We can assist you with any kind of company secretarial matter, from reconstituting lost statutory books, advising on meetings and procedure, drafting board minutes and resolutions to assisting with the filing of routine documents at Companies House (online and in paper format).
We can assist you with the formation of new companies and produce statutory books and company registers.
We can also assist you with restoring Companies to the Companies House Register which have previously been struck off or removed. Find out more about our Company Restoration services.
Companies House and statutory requirements
A large amount of company information is required to be filed at Companies House to keep company records up to date.

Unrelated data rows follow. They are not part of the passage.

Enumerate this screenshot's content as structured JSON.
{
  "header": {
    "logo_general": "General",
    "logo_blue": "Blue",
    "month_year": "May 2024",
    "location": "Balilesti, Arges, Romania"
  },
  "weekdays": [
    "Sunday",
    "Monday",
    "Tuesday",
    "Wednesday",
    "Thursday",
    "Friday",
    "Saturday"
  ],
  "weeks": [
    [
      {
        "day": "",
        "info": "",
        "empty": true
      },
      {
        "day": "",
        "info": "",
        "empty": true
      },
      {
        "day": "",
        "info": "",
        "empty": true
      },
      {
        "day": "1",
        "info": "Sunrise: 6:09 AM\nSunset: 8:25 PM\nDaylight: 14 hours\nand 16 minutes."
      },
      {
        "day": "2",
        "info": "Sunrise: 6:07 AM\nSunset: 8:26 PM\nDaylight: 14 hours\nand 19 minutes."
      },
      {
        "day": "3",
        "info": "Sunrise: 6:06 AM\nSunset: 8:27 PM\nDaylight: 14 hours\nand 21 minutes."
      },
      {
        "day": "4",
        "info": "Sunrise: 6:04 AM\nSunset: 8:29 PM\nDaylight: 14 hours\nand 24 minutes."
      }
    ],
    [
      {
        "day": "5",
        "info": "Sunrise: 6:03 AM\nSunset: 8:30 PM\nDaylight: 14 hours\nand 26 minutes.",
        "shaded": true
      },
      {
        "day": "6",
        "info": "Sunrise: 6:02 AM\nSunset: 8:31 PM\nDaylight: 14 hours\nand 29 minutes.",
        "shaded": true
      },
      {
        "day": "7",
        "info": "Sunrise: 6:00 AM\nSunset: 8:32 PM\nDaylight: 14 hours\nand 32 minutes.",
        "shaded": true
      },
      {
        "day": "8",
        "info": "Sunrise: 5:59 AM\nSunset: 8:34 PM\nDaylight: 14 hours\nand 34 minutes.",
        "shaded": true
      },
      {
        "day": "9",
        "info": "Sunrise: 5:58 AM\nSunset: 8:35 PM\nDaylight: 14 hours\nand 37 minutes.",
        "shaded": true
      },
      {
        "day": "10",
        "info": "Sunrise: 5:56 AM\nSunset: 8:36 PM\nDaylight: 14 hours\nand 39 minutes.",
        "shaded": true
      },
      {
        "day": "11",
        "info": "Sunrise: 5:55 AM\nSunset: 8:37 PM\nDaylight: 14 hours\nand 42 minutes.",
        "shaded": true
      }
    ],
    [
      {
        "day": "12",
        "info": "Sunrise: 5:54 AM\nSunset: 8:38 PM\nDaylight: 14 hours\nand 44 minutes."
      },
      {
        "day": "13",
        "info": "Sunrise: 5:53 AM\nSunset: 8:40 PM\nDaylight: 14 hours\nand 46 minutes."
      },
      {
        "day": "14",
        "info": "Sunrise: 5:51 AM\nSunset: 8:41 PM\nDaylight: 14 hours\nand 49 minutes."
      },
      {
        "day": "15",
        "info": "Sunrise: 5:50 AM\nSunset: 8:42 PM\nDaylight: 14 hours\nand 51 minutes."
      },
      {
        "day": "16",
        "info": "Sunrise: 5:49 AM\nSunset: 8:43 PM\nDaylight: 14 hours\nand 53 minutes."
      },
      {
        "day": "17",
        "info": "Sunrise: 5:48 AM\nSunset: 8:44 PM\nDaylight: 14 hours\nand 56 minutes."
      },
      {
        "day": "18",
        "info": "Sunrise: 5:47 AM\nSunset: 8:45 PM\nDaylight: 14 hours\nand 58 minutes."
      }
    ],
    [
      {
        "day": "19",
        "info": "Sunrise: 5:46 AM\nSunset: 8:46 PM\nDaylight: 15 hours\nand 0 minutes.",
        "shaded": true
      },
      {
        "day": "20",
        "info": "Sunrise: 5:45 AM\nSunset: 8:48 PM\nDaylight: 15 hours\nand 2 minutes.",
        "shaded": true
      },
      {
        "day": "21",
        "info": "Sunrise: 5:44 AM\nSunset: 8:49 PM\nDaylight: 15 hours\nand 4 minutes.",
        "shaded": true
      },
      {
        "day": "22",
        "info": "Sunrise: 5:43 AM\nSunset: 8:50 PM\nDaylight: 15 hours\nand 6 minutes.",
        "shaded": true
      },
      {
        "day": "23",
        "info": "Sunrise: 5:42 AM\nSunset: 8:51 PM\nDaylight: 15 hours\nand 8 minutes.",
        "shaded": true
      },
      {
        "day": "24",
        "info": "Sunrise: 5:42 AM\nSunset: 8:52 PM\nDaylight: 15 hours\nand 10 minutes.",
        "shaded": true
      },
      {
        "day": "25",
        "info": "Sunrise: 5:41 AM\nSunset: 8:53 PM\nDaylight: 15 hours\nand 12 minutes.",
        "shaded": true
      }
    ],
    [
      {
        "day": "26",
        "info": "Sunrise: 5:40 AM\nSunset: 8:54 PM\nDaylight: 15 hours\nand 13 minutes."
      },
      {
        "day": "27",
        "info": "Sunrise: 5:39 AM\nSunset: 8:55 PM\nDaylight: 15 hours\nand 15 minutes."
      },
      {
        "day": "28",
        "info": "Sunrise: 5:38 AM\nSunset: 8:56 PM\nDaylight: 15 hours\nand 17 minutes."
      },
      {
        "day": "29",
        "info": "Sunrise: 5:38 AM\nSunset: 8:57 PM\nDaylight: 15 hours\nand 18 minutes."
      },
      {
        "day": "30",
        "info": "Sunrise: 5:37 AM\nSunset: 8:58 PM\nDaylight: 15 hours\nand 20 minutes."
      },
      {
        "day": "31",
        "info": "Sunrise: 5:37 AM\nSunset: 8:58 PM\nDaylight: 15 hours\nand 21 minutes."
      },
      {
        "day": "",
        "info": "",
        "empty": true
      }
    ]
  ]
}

These include:
- Changing the company name, registered office or accounting reference date;
- Appointing or removing a director/secretary;
- Allotting shares and varying the rights attached to shares;
- Registering a mortgage or charge against company property; and
- Annual confirmation statements.
Keeping up to date with requirements is important as failing to make necessary filings on time may result in the committing of an offence and can make the company and its officers liable to a fine.
Board meetings are regular meetings of the board of directors who will act collectively to make decisions on issues affecting the company. Decisions will normally require the consent and approval of the board of directors before they can be actioned. Voting, procedure and conduct are usually governed by the company’s articles of association.
Minutes of the meeting must be taken (and retained for at least 10 years). As well as this being a legal requirement, minutes can act as evidence of factors considered by the board and record the directors' views when reaching a decision.
A general meeting is a meeting of the shareholders of a company and is usually called if an action of the company requires shareholder approval. Usually, it will be the directors who call the meeting, however, it is possible for shareholders to force the directors to convene a general meeting, should they see the need to do so.
As with board meetings, it is important to read the company’s articles of association prior to calling a general meeting to ensure that the correct procedure, notices and timeframes are adhered to.
Shareholder decisions are made by passing resolutions. Resolutions can either be an ordinary resolution, which is passed by a simple majority of those shareholders who are present or a special resolution which is passed by a 75% majority.
Unless the articles of association or the Companies Act 2006 require anything different, an ordinary resolution will be sufficient for all routine decisions. Matters that are less routine or of more importance, such as changes to the articles of a company, will require a special resolution.
Shareholders of a private limited company can agree to a resolution without holding a meeting by way of written resolution, and as a result, there is little reason ever to hold a shareholder meeting for a private company (save in certain circumstances, for example, to remove a director).